- In Wales, you can leave school on the last Friday in June on the academic year when you are 16
- Your ‘children’s rights’ still apply even if you leave school to work full time when you are 16
- The laws that protect you if you leave school to work mainly come from UK law and not from the UNCRC
In Wales, you can leave school and start full time employment once you reach the last Friday in June in the academic year when you turn 16. Technically, you are still a ‘child’ – and you still have children’s rights until your 18th birthday.
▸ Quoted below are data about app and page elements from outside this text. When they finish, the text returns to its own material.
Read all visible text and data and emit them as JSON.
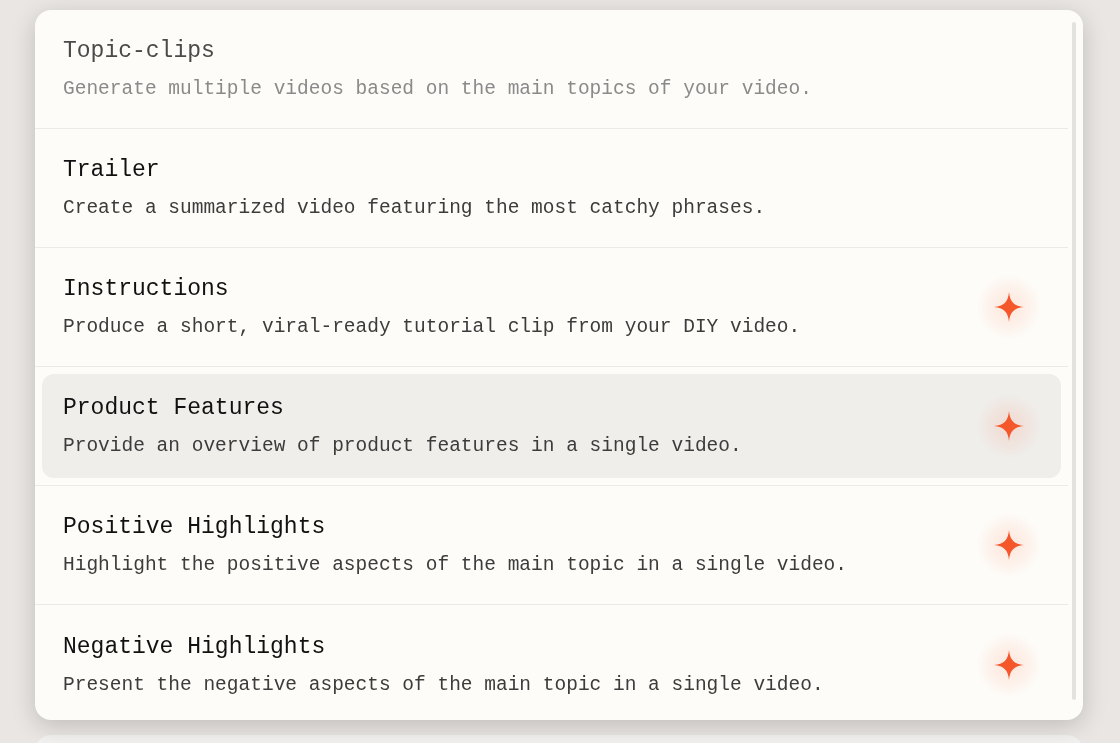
{
  "items": [
    {
      "title": "Topic-clips",
      "description": "Generate multiple videos based on the main topics of your video.",
      "disabled": true,
      "selected": false,
      "sparkle": false
    },
    {
      "title": "Trailer",
      "description": "Create a summarized video featuring the most catchy phrases.",
      "disabled": false,
      "selected": false,
      "sparkle": false
    },
    {
      "title": "Instructions",
      "description": "Produce a short, viral-ready tutorial clip from your DIY video.",
      "disabled": false,
      "selected": false,
      "sparkle": true
    },
    {
      "title": "Product Features",
      "description": "Provide an overview of product features in a single video.",
      "disabled": false,
      "selected": true,
      "sparkle": true
    },
    {
      "title": "Positive Highlights",
      "description": "Highlight the positive aspects of the main topic in a single video.",
      "disabled": false,
      "selected": false,
      "sparkle": true
    },
    {
      "title": "Negative Highlights",
      "description": "Present the negative aspects of the main topic in a single video.",
      "disabled": false,
      "selected": false,
      "sparkle": true
    }
  ]
}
This means that there are still some restrictions on the amount or time you can work, and when you can work.
You can leave full time education on the last Friday in June in the academic year when you turn 16. In Wales, there is no requirement to continue in any kind of education or training beyond this age, so you can go straight into full time employment if that’s what you’d like to do. After this point, it’s your choice whether you stay in education in Wales. If you’d like to stay in some kind of education, or mix work and training, there are lots of options open to you. You can read more about the options for education and training once you’re 16 here.
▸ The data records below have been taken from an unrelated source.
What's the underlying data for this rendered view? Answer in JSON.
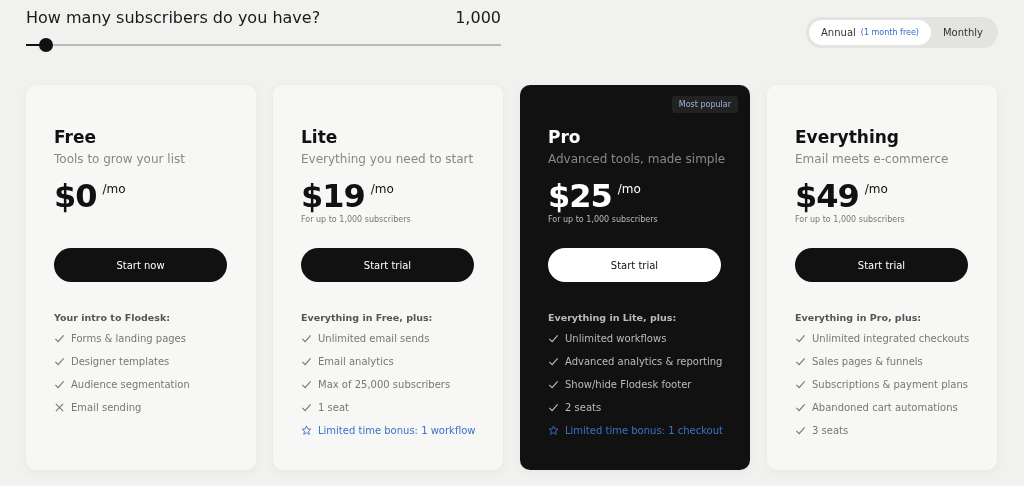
{
  "subscribers": {
    "question": "How many subscribers do you have?",
    "value": "1,000",
    "level": 0.03
  },
  "billing": [
    {
      "label": "Annual",
      "note": "(1 month free)",
      "selected": true
    },
    {
      "label": "Monthly",
      "selected": false
    }
  ],
  "plans": [
    {
      "name": "Free",
      "tagline": "Tools to grow your list",
      "price": "$0",
      "period": "/mo",
      "button": "Start now",
      "featured": false,
      "features_heading": "Your intro to Flodesk:",
      "features": [
        {
          "kind": "check",
          "text": "Forms & landing pages"
        },
        {
          "kind": "check",
          "text": "Designer templates"
        },
        {
          "kind": "check",
          "text": "Audience segmentation"
        },
        {
          "kind": "cross",
          "text": "Email sending"
        }
      ]
    },
    {
      "name": "Lite",
      "tagline": "Everything you need to start",
      "price": "$19",
      "period": "/mo",
      "note": "For up to 1,000 subscribers",
      "button": "Start trial",
      "featured": false,
      "features_heading": "Everything in Free, plus:",
      "features": [
        {
          "kind": "check",
          "text": "Unlimited email sends"
        },
        {
          "kind": "check",
          "text": "Email analytics"
        },
        {
          "kind": "check",
          "text": "Max of 25,000 subscribers"
        },
        {
          "kind": "check",
          "text": "1 seat"
        },
        {
          "kind": "bonus",
          "text": "Limited time bonus: 1 workflow"
        }
      ]
    },
    {
      "name": "Pro",
      "badge": "Most popular",
      "tagline": "Advanced tools, made simple",
      "price": "$25",
      "period": "/mo",
      "note": "For up to 1,000 subscribers",
      "button": "Start trial",
      "featured": true,
      "features_heading": "Everything in Lite, plus:",
      "features": [
        {
          "kind": "check",
          "text": "Unlimited workflows"
        },
        {
          "kind": "check",
          "text": "Advanced analytics & reporting"
        },
        {
          "kind": "check",
          "text": "Show/hide Flodesk footer"
        },
        {
          "kind": "check",
          "text": "2 seats"
        },
        {
          "kind": "bonus",
          "text": "Limited time bonus: 1 checkout"
        }
      ]
    },
    {
      "name": "Everything",
      "tagline": "Email meets e-commerce",
      "price": "$49",
      "period": "/mo",
      "note": "For up to 1,000 subscribers",
      "button": "Start trial",
      "featured": false,
      "features_heading": "Everything in Pro, plus:",
      "features": [
        {
          "kind": "check",
          "text": "Unlimited integrated checkouts"
        },
        {
          "kind": "check",
          "text": "Sales pages & funnels"
        },
        {
          "kind": "check",
          "text": "Subscriptions & payment plans"
        },
        {
          "kind": "check",
          "text": "Abandoned cart automations"
        },
        {
          "kind": "check",
          "text": "3 seats"
        }
      ]
    }
  ]
}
If you want to stay in education but need financial support to do so, you might be eligible for Education Maintenance Allowance.
You should be protected from any kind of work that can harm your health or development. You also have the right to rest. This means that until you are 18, there will still be some kinds of work you can’t do. You might not be able to work as much as you would like because of limits on the number of hours you can work until you are 18.
Once you are 16, you can work a maximum 40 hour week, and no more than 8 hours a day. You should be given a 30 minute break once you have worked for 4.5 hours, and you must have 12 hours’ rest between each working day, and at last a 48 hour rest period each week. You can’t normally work between 10 p.m. and 7 a.m., unless you work in agriculture, retail trading, postal or newspaper delivery, a catering business, hotel, public house, restaurant or a bakery. If for some reason you do have to work beyond 10 p.m. – because there is no one else available to do the work, you must stop at midnight. You should not be made to work between midnight and 4 a.m.
Once you reach school leaving age, you will be entitled to receive the National Minimum Wage (NMW) until you are 25. At 25, you will be able to claim the National Living Wage. The NMW is a fixed amount and depends on how old you are. From 1st April 2017, the NMW for 16 and 17 years olds is £4.05/hour and for 18-20 year olds, it is £5.60. The levels usually change every April so it is worth checking to see what the current levels are.
Your employer can choose to pay you more than the NMW depending on the type of job you are doing, but it doesn’t have to. You have to decide whether you are prepared to work for the amount of money that is offered. You could talk to your friend and find out what they are being paid, to see if what you are being offered seems fair.
You will need to check with your employer when you will be paid (and how you will be paid) but many employers pay monthly, which means you won’t get paid until you have been at work for a month. If this is going to cause you problems, talk to your employer – often there will be a scheme in place to give you an advance of wages, or a loan perhaps if you need to buy some suitable clothes or a travel card to get to work, or just to live for the first month.
Apprenticeships are a specific type or employment which combines work and on the job training as well as college or other education. You can find out more about apprenticeships here.
Once you are 16, there are a number of employment rights that apply to you. Some of these will depend on whether you are an employee or a worker. If you are self-employed, you do not have these employment rights – but be careful because sometimes, employers will try and claim that you are self-employed, even if you are actually a worker.
All employees are workers, but not all workers are employees. Employees have the most employment rights and protections. You can find out more about whether you are an employee or a worker and the kind of employment rights you have here.
The basic employment rights for all workers and employees include:
- the National Minimum Wage
- protection against unlawful deductions from wages
- the statutory minimum level of paid holiday
- the statutory minimum length of rest breaks
- protection against unlawful discrimination
- protection for ‘whistleblowing’- if you report wrongdoing in the workplace
- not to be treated less favourably if you work part-time
- Statutory Sick Pay
- Statutory Maternity Pay
- Statutory Paternity Pay
- Statutory Adoption Pay
- Shared Parental Pay
Your employer should let you know what will be expected of you when you start work. Most employers will give you some kind of an induction to show you around and explain how things work and the rules that apply in the workplace. Every workplace is different but some things that will be important to pay attention to from the beginning will be
- The time you are supposed to start work
- What you are supposed to wear for work
- How you will get to work – whether there is parking available or if your workplace is on public transport routes
- Whether you can buy lunch on site or nearby – or whether you need to take a packed lunch with you.